Well, he was doing it as quietly as Bill Gates does anything.
Posting a link to his letter on Twitter, the businessman, philanthropist and regular entry on world rich lists wrote: “We cannot tolerate a world in which 1 in 7 people is undernourished, undernourished (sic), stunted, and in danger of starving to death.”
The chairman of software giant Microsoft calls on the world to accelerate the “Green Revolution” started by the late Nobel Laureate Norman Borlaug in the 1960s.
“We can be more innovative about delivering solutions that already exist to the farmers who need them,” he writes. “Knowledge about managing soil and tools like drip irrigation can help poor farmers grow more food today.” FULL POST
By Olav Mellingsater - Special to CNN
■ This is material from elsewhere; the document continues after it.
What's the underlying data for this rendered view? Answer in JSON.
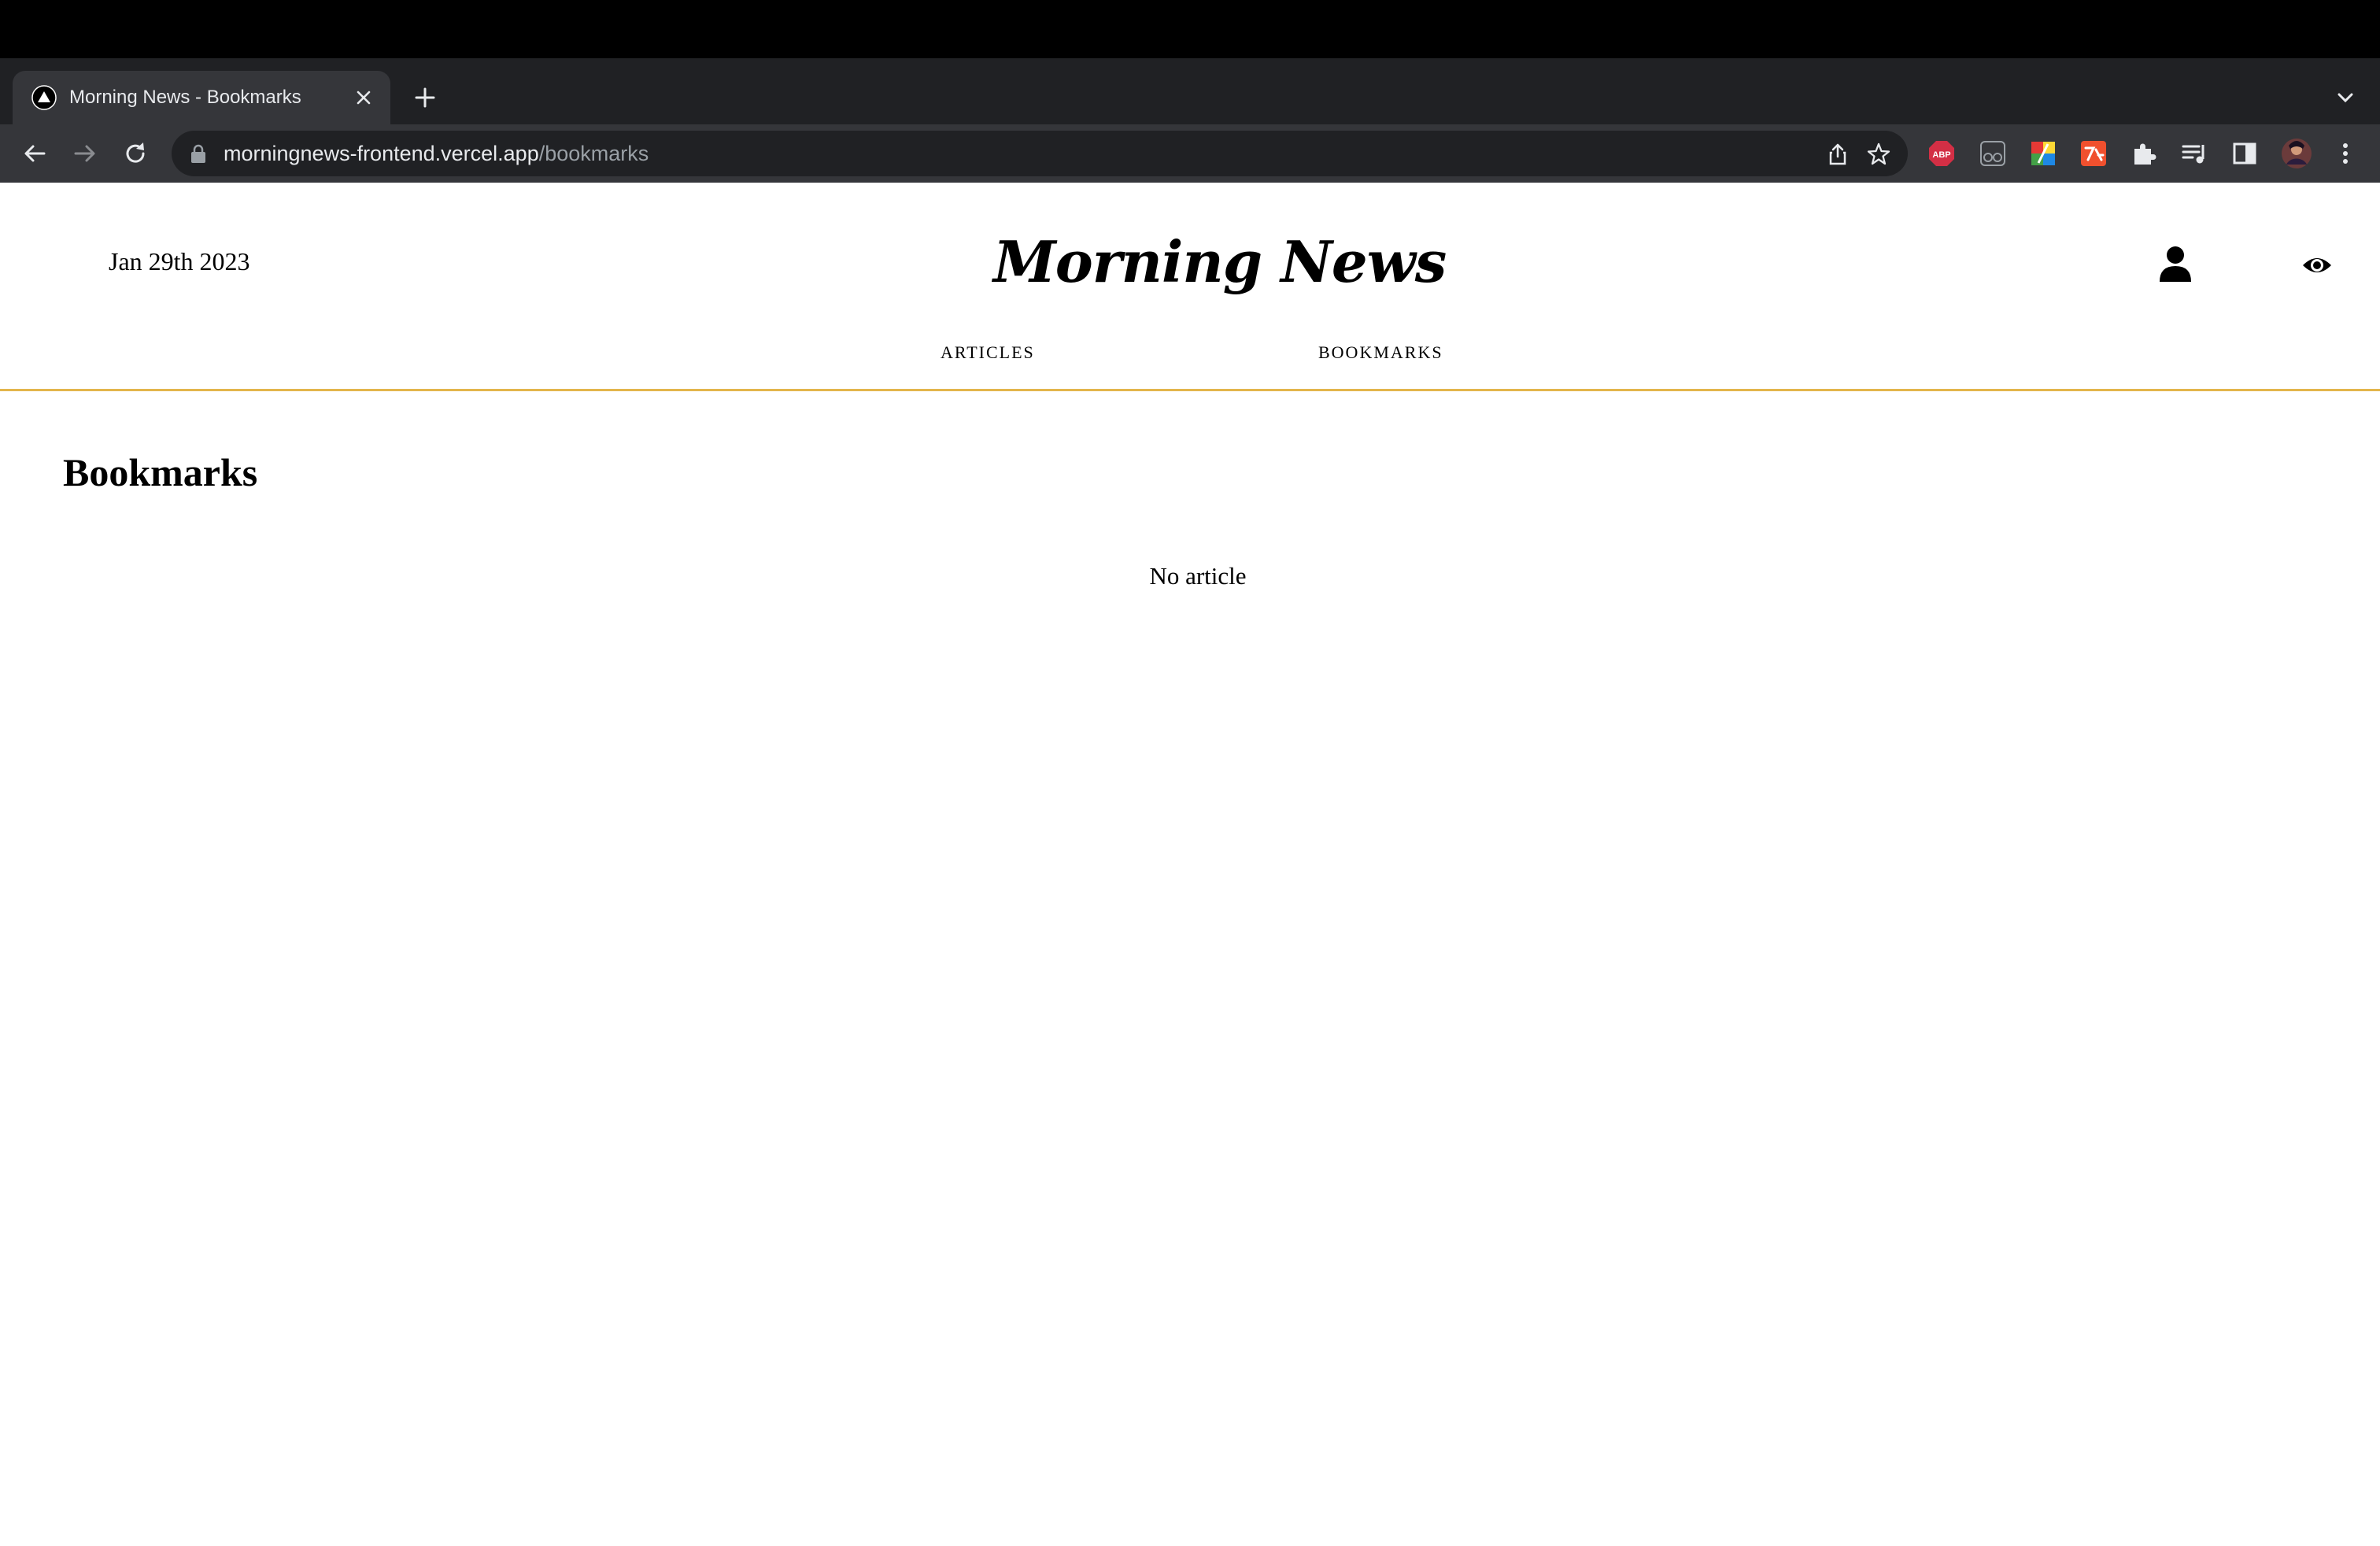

A higher demand for butter as a result of low-carb diets and increased interest in natural, home-cooked meals is one reason for the shortage, according to Tine, the country's largest farmer-owned dairy cooperative.
A rainy summer reduced the quality of animal feed, decreasing milk production in Norway this year by 20 million liters (5.3 million gallons) compared with the same period last year, the cooperative said.
The Norwegian government has responded to the crisis by reducing tariffs on milk product imports, the country's agricultural authorities said.
But many stores have been rationing how much butter they sell.
By Jason Overdorf, GlobalPost
At the DLF Place mall in the upscale South Delhi neighborhood of Saket, shoppers and employees sit more or less side-by-side in a new “desi” food court, digging into traditional Indian dishes ranging from biryani to dosas to seekh kebabs.
There's something for everybody — at many tables three generations are sitting down together. But that's not the reason these traditional upstarts have succeeded in storming what was once the bastion of western brands like McDonald's and Pizza Hut.
Some of the city's most famous restaurants are represented here — some of them a century old — transformed by smart uniforms, cheery signage and shining show kitchens to look every bit as clean, efficient and modern as their multinational competitors. Welcome to the future of Indian fast food. FULL POST